# Aim of the task:
Using the entries below, copy out all lines where "перехода" is found.

# Recorded information:
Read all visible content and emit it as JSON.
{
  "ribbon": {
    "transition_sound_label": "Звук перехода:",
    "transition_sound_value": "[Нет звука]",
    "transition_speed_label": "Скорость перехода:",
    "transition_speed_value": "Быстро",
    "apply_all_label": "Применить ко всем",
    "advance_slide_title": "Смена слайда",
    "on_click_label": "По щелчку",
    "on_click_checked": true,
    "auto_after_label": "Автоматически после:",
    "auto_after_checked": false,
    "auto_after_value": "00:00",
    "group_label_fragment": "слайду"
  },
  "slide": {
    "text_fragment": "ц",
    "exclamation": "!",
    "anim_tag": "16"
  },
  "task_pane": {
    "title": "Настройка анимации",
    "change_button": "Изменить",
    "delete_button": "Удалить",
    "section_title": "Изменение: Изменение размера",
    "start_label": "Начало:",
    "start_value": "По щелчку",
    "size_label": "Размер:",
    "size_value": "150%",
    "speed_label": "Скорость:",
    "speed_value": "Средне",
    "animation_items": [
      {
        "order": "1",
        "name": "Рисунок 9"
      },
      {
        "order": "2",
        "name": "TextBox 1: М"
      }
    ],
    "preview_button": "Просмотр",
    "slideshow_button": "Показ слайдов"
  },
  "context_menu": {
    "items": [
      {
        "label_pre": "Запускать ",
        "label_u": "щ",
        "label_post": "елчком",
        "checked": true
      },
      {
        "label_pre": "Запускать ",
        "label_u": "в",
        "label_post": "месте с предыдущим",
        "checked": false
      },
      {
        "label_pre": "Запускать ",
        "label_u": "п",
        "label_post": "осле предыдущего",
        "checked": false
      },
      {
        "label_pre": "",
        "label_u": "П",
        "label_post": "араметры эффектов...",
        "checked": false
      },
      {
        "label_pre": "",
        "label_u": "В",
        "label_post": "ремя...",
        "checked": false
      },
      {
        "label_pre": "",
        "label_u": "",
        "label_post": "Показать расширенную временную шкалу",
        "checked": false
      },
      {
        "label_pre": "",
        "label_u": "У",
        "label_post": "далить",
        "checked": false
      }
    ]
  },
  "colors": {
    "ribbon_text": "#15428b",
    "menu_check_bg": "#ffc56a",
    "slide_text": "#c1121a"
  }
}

# Result below:
    "transition_sound_label": "Звук перехода:",
    "transition_speed_label": "Скорость перехода:",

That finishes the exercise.